Without the pictures, repeat all of the data exactly as it appears below.

** DATA FOR THIS TASK follows **

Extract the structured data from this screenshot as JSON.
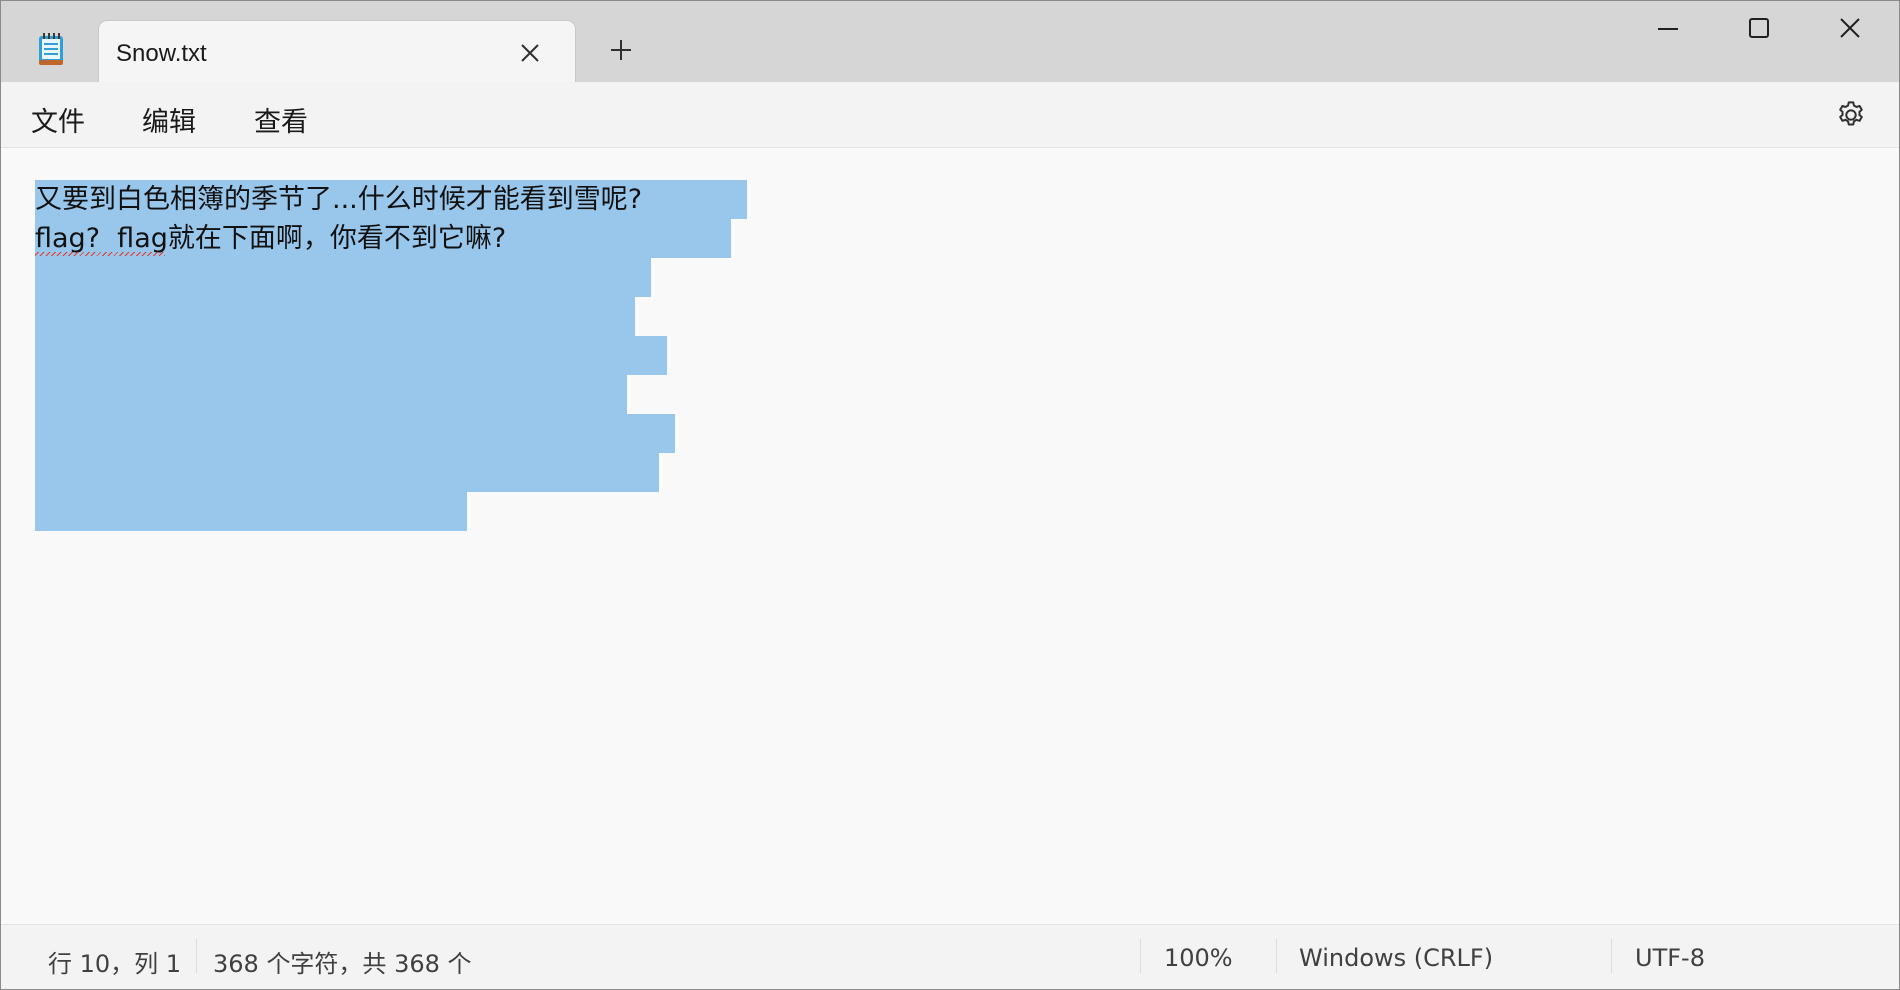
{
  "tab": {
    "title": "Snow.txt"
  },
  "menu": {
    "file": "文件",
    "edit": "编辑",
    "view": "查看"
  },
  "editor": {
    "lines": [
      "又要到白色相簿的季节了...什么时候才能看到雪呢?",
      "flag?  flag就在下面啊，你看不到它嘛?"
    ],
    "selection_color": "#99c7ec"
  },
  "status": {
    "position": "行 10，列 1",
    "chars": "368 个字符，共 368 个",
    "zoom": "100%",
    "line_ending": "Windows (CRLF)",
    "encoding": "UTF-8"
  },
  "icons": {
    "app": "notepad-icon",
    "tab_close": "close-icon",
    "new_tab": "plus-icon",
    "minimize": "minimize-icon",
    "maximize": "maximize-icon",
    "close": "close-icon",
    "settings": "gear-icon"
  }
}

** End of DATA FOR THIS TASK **

__TASK RESPONSE__.
Extract the structured data from this screenshot as JSON.
{
  "tab": {
    "title": "Snow.txt"
  },
  "menu": {
    "file": "文件",
    "edit": "编辑",
    "view": "查看"
  },
  "editor": {
    "lines": [
      "又要到白色相簿的季节了...什么时候才能看到雪呢?",
      "flag?  flag就在下面啊，你看不到它嘛?"
    ],
    "selection_color": "#99c7ec"
  },
  "status": {
    "position": "行 10，列 1",
    "chars": "368 个字符，共 368 个",
    "zoom": "100%",
    "line_ending": "Windows (CRLF)",
    "encoding": "UTF-8"
  },
  "icons": {
    "app": "notepad-icon",
    "tab_close": "close-icon",
    "new_tab": "plus-icon",
    "minimize": "minimize-icon",
    "maximize": "maximize-icon",
    "close": "close-icon",
    "settings": "gear-icon"
  }
}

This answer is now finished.